Think You Can't Change School Policy? Yes, You Can!

3 Common Parent Obstacles and How You Can Overcome Them

Bored looking family.
School policy can seem boring or dull, until you understand how important your role is in shaping it. andresr via Getty Images

Do you know what one thing about the way US schools are organized stands out from other developed nations in the world?  

Our entire nation's school system was founded at the local grassroots level.  

The national governments of other countries declared all communities would have schools, and how the schools were run. Here in the US local communities came together and opened schools for their children long before the national Department of Education was created.

American schools were - and primarily still are- run by local school boards.  

From its very beginnings, the entire US school system has been based on individual people giving voice in their local communities. It is a uniquely American approach stemming from our ideas of democracy and representing each citizen. 

With these roots, you can imagine how important it is to have parents, grandparents, aunts uncles and community members involved in shaping local school policy for schools to effectively meet the needs of local students.

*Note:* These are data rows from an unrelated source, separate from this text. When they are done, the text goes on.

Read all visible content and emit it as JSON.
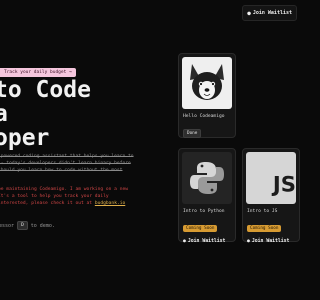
{
  "header": {
    "waitlist_label": "Join Waitlist",
    "waitlist_icon": "bell-icon"
  },
  "banner": {
    "text": "Track your daily budget →"
  },
  "hero": {
    "line1": "to Code",
    "line2": "a",
    "line3": "oper"
  },
  "description": {
    "text": "-powered coding assistant that helps you learn to -- today's developers didn't learn binary before should you learn how to code without the most"
  },
  "notice": {
    "text_before": "be maintaining Codeamigo. I am working on a new It's a tool to help you track your daily interested, please check it out at",
    "link_text": "budgbank.io"
  },
  "hint": {
    "prefix": "ressor",
    "key": "D",
    "suffix": "to demo."
  },
  "cards": {
    "codeamigo": {
      "title": "Hello Codeamigo",
      "badge": "Done",
      "thumb_icon": "corgi-icon"
    },
    "python": {
      "title": "Intro to Python",
      "badge": "Coming Soon",
      "join_label": "Join Waitlist",
      "thumb_icon": "python-logo-icon"
    },
    "js": {
      "title": "Intro to JS",
      "badge": "Coming Soon",
      "join_label": "Join Waitlist",
      "thumb_icon": "js-logo-icon",
      "thumb_text": "JS"
    }
  },
  "colors": {
    "background": "#0a0a0a",
    "banner": "#f5c6dd",
    "notice": "#d14646",
    "coming_soon": "#d79b32"
  }
}
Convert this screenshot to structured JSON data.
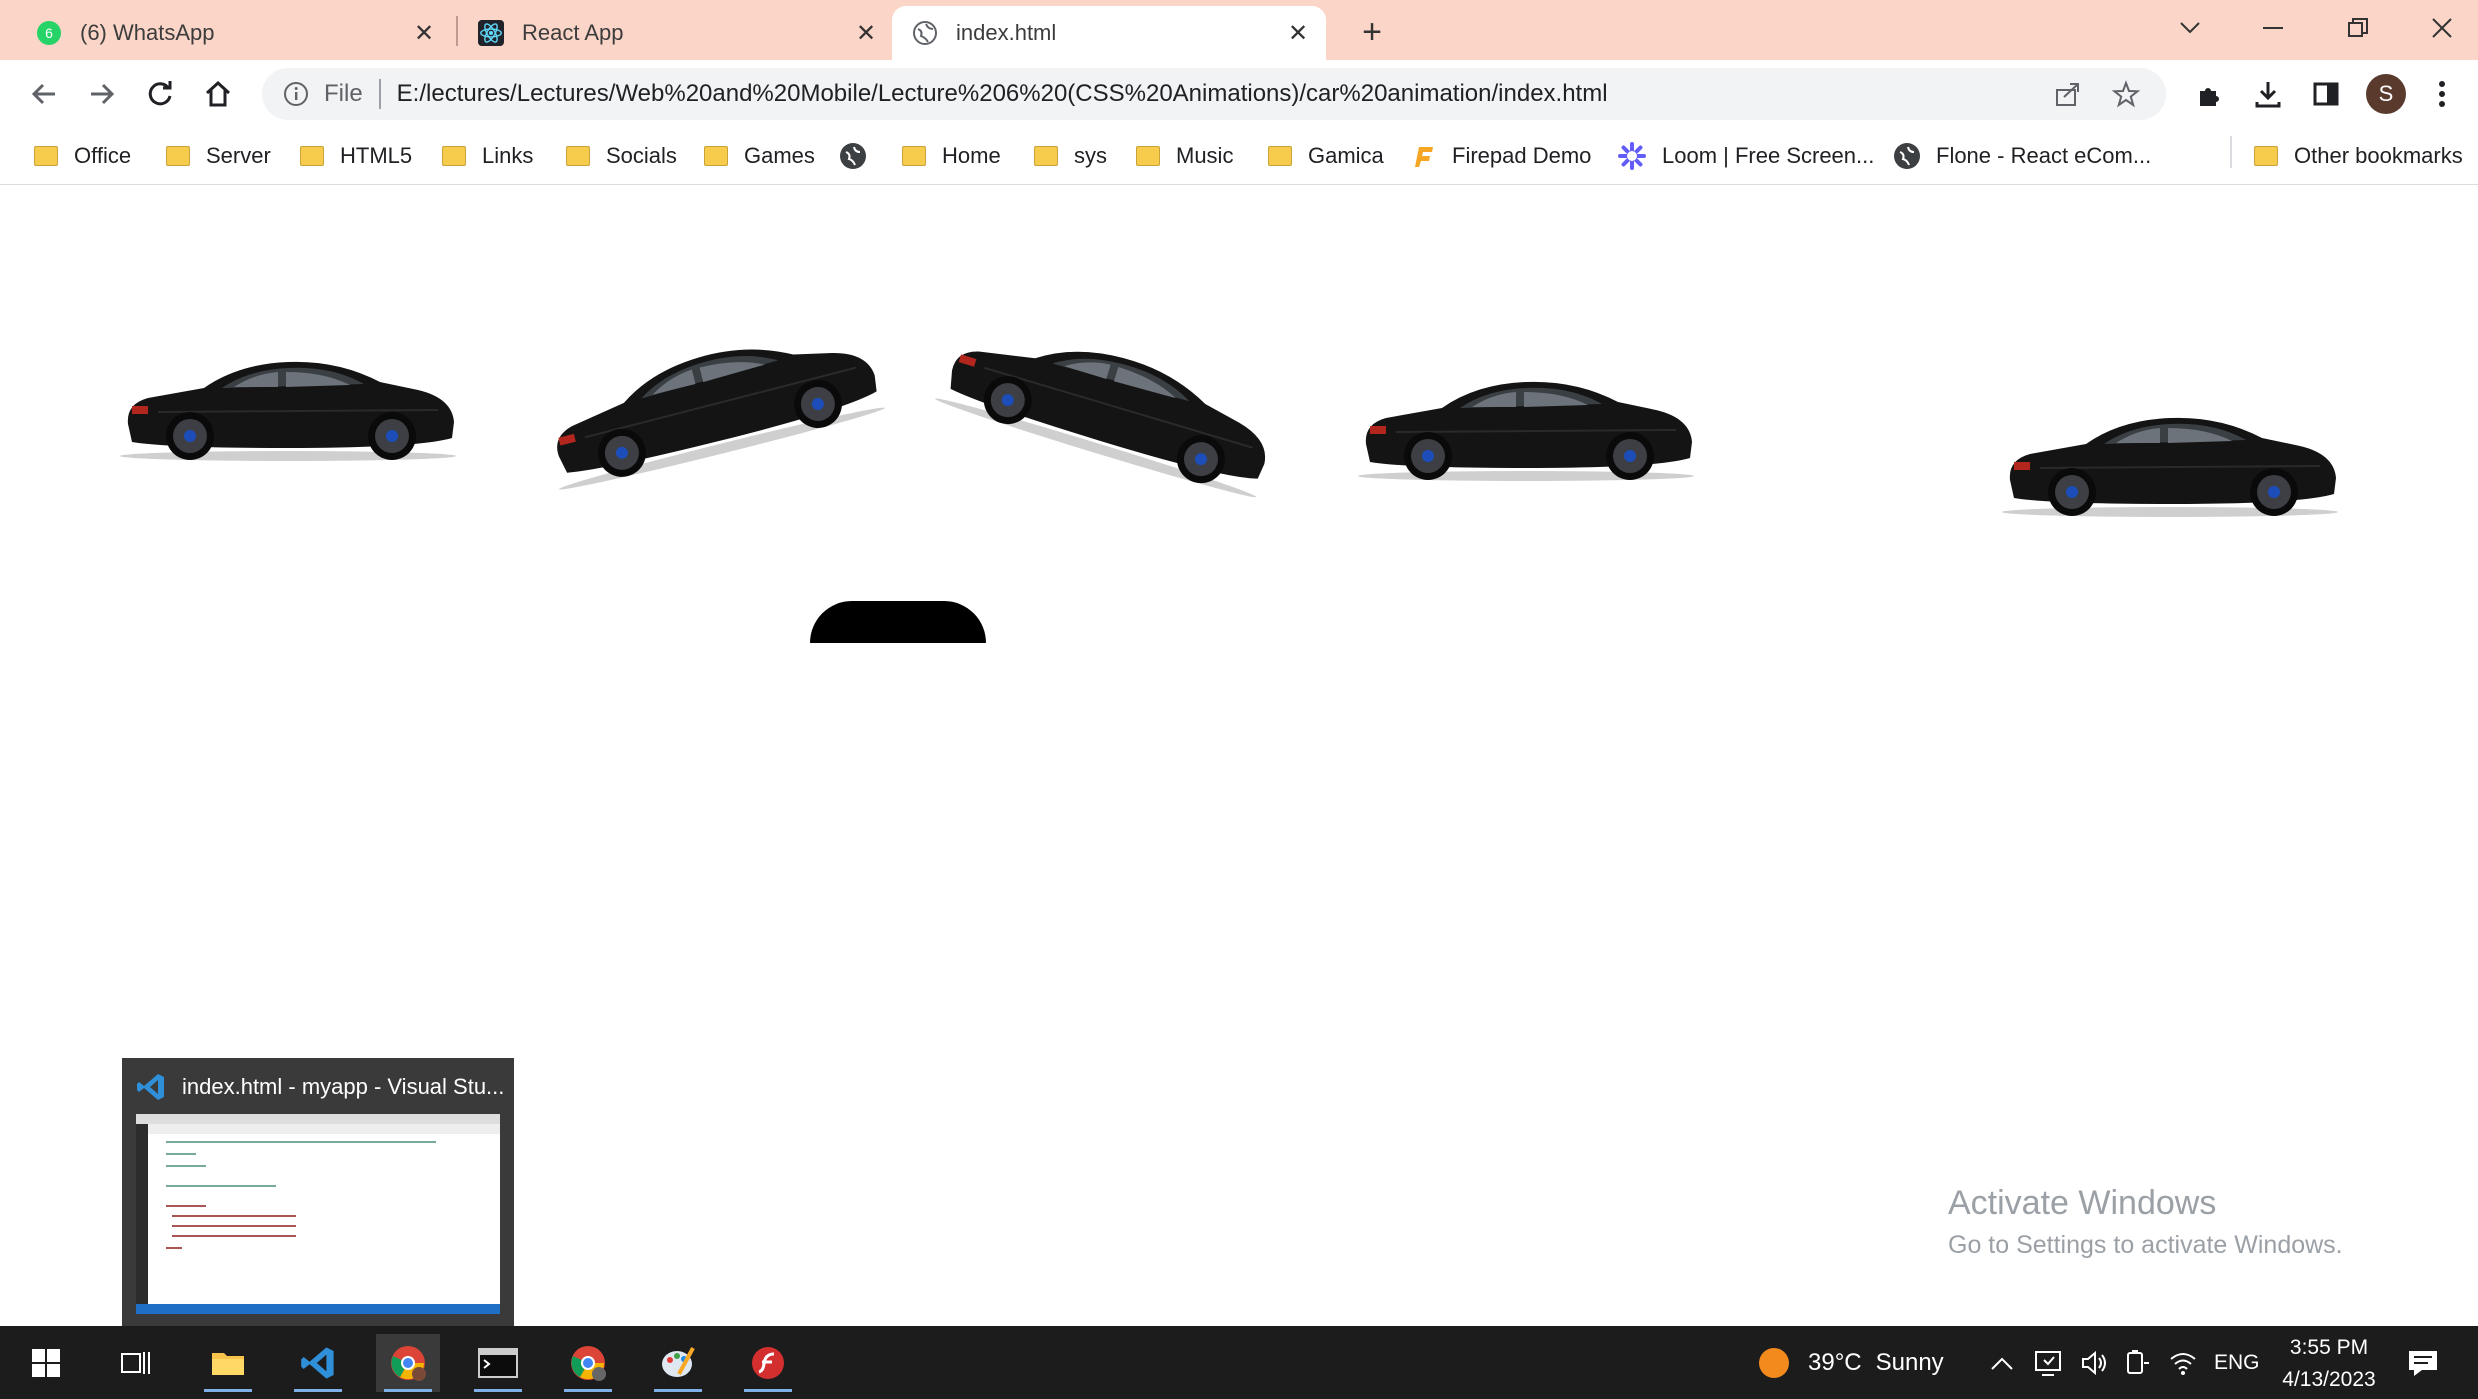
{
  "browser": {
    "tabs": [
      {
        "title": "(6) WhatsApp",
        "badge": "6",
        "icon": "whatsapp-icon"
      },
      {
        "title": "React App",
        "icon": "react-icon"
      },
      {
        "title": "index.html",
        "icon": "globe-icon",
        "active": true
      }
    ],
    "address": {
      "scheme": "File",
      "url": "E:/lectures/Lectures/Web%20and%20Mobile/Lecture%206%20(CSS%20Animations)/car%20animation/index.html"
    },
    "profile_initial": "S"
  },
  "bookmarks": [
    {
      "label": "Office",
      "icon": "folder-icon"
    },
    {
      "label": "Server",
      "icon": "folder-icon"
    },
    {
      "label": "HTML5",
      "icon": "folder-icon"
    },
    {
      "label": "Links",
      "icon": "folder-icon"
    },
    {
      "label": "Socials",
      "icon": "folder-icon"
    },
    {
      "label": "Games",
      "icon": "folder-icon"
    },
    {
      "label": "",
      "icon": "globe-icon"
    },
    {
      "label": "Home",
      "icon": "folder-icon"
    },
    {
      "label": "sys",
      "icon": "folder-icon"
    },
    {
      "label": "Music",
      "icon": "folder-icon"
    },
    {
      "label": "Gamica",
      "icon": "folder-icon"
    },
    {
      "label": "Firepad Demo",
      "icon": "firepad-icon"
    },
    {
      "label": "Loom | Free Screen...",
      "icon": "loom-icon"
    },
    {
      "label": "Flone - React eCom...",
      "icon": "globe-icon"
    }
  ],
  "other_bookmarks": "Other bookmarks",
  "watermark": {
    "line1": "Activate Windows",
    "line2": "Go to Settings to activate Windows."
  },
  "preview": {
    "title": "index.html - myapp - Visual Stu..."
  },
  "taskbar": {
    "weather_temp": "39°C",
    "weather_desc": "Sunny",
    "language": "ENG",
    "time": "3:55 PM",
    "date": "4/13/2023"
  },
  "colors": {
    "tabstrip": "#fbd6c8",
    "taskbar": "#1c1c1c",
    "car_body": "#111111",
    "semicircle": "#000000"
  }
}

But, parents don't always feel like they are able to or should get involved in their local school's policy - similar to the way some people do not vote. All too often, parents who are really concerned about their local schools don't do anything to improve them. Here are three common reasons why along with some further information which may help you decide you can get involved after all.

 You Don't Think You Have The Time

You are busy. After all, you are raising children. When people like you think about getting involved in policy, they picture themselves going to lots of meetings, attending speeches, and reading massive tomes of data reports.  

Most of the time, it isn't like that. For certain policy roles, like getting elected to the local school board, that's probably what it will be like.

If you become a school board member, you will learn about and vote on all sorts of school administration details.  

But you don't have to be an elected leader to make your voice heard. Leaders need input from community members. It is not only the school board who needs to hear from the community but any elected official who will be voting on issues important to the school. Keep reading for some quick tips on how you can make your voice heard.

You Don't Know About The Issues 

You can't do something if you don't know what to do, or even where to begin. You need to have some background with what questions and issues your local schools are facing so that you can form an opinion or idea of what your community should do.

Just knowing what the issues are is often the only missing piece for many school parents. School parents are the community members that see the homework, talk with teachers, and raise the children that are currently going to the schools. School parents have the perfect background to understand how school policy issues will affect their children and the school. 

Local news media often cover local schools and the issues they face, since schools are such an important part of any community.

Local school news rarely makes headline stories since it is hardly ever exciting, even though it is important. Go beyond headlines and look or listen for school media coverage. It only takes a few minutes of reading a week to get up to speed on the local school issues.

You can also find out more about issues affecting your local schools from your school's PTA or PTO. The National PTA website has a wealth of information on school policy issues that affect the whole nation.  Many state and local PTA's also have information tailored to their level. Not all PTO's have policy positions, but those that do often have materials that quickly explain what the local issues are.

You Don't Understand How To Make Your Voice Heard

Once you have an opinion, you need to know how to be heard.

Generally speaking, you can take their concerns and ideas to whichever group sets that policy or makes a particular decision. Often this information is included in the news media coverage of the schools, or in the policy information available through school policy groups.

If you have something you want to share about schools, you can make a difference by contacting whatever group will be making the decision related to your concern. This could be as simple as sending an email or making a phone call to your local school board members. Email and letters are also effective with state and federal representatives.

Not every school policy and rule are created strictly through policy groups.  Many schools today welcome parent input through a variety of parent committees. One option is school site council, which oversees the school budget and ways to improve student learning.  There may also be positions for parent representatives to be on a hiring committee for new school staff, or to help select new school curriculum.  Each school district is different and will offer different opportunities.

Continue Reading